** Given data **
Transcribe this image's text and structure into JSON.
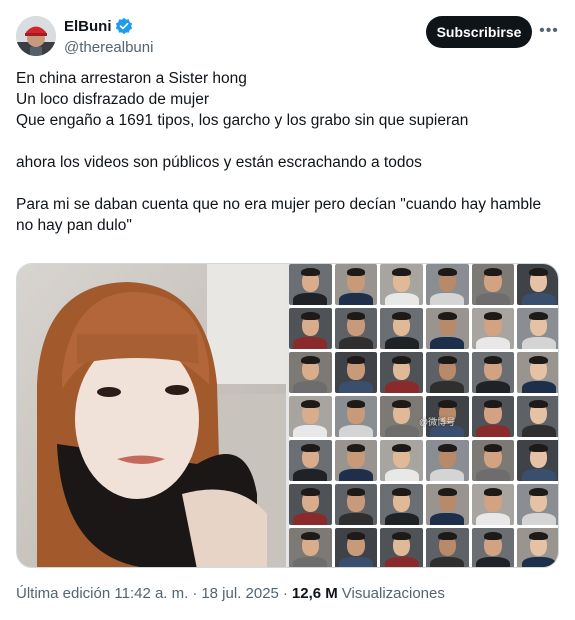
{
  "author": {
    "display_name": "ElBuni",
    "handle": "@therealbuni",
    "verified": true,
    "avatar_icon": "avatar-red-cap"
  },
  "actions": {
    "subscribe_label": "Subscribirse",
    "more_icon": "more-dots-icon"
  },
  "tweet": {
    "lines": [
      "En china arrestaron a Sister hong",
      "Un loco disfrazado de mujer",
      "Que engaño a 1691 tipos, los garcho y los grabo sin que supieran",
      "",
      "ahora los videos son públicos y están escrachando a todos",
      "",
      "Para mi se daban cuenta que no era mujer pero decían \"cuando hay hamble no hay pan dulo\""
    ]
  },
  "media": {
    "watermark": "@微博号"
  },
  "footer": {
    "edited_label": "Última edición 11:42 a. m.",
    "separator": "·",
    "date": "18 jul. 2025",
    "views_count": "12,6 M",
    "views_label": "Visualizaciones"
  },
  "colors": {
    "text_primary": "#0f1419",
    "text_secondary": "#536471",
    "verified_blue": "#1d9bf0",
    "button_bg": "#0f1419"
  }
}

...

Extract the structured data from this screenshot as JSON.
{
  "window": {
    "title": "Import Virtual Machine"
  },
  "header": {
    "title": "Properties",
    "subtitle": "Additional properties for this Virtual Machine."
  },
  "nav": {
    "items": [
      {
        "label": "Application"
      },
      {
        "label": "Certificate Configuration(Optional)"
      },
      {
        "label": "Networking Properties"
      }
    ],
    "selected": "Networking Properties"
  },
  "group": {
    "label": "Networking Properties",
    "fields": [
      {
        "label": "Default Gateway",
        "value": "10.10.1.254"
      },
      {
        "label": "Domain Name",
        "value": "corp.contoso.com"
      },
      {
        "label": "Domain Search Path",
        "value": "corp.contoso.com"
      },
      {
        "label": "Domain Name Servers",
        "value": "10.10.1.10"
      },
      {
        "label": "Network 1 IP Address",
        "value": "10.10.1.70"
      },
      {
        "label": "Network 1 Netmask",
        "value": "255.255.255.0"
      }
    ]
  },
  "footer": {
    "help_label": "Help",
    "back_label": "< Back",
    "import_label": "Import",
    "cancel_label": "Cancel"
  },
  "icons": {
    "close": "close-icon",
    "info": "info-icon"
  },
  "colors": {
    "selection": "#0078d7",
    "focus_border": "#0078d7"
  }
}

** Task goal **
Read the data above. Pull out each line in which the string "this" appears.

** Exercise answer **
Transcribe this image's text and structure into JSON.
Extract the structured data from this screenshot as JSON.
    "subtitle": "Additional properties for this Virtual Machine."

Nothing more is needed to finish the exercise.